**DATA EXTRACTS:**
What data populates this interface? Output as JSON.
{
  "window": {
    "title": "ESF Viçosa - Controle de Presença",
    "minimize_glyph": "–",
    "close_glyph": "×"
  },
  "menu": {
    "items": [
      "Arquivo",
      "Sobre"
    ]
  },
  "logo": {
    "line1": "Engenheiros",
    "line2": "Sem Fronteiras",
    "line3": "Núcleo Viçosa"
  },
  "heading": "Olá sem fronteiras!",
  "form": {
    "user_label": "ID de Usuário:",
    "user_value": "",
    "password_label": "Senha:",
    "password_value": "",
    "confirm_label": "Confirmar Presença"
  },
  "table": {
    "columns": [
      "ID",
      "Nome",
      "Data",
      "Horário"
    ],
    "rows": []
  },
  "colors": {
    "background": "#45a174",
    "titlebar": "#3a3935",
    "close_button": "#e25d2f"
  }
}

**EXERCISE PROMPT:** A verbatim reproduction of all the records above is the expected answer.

**ANSWER TO THE PROBLEM:**
What data populates this interface? Output as JSON.
{
  "window": {
    "title": "ESF Viçosa - Controle de Presença",
    "minimize_glyph": "–",
    "close_glyph": "×"
  },
  "menu": {
    "items": [
      "Arquivo",
      "Sobre"
    ]
  },
  "logo": {
    "line1": "Engenheiros",
    "line2": "Sem Fronteiras",
    "line3": "Núcleo Viçosa"
  },
  "heading": "Olá sem fronteiras!",
  "form": {
    "user_label": "ID de Usuário:",
    "user_value": "",
    "password_label": "Senha:",
    "password_value": "",
    "confirm_label": "Confirmar Presença"
  },
  "table": {
    "columns": [
      "ID",
      "Nome",
      "Data",
      "Horário"
    ],
    "rows": []
  },
  "colors": {
    "background": "#45a174",
    "titlebar": "#3a3935",
    "close_button": "#e25d2f"
  }
}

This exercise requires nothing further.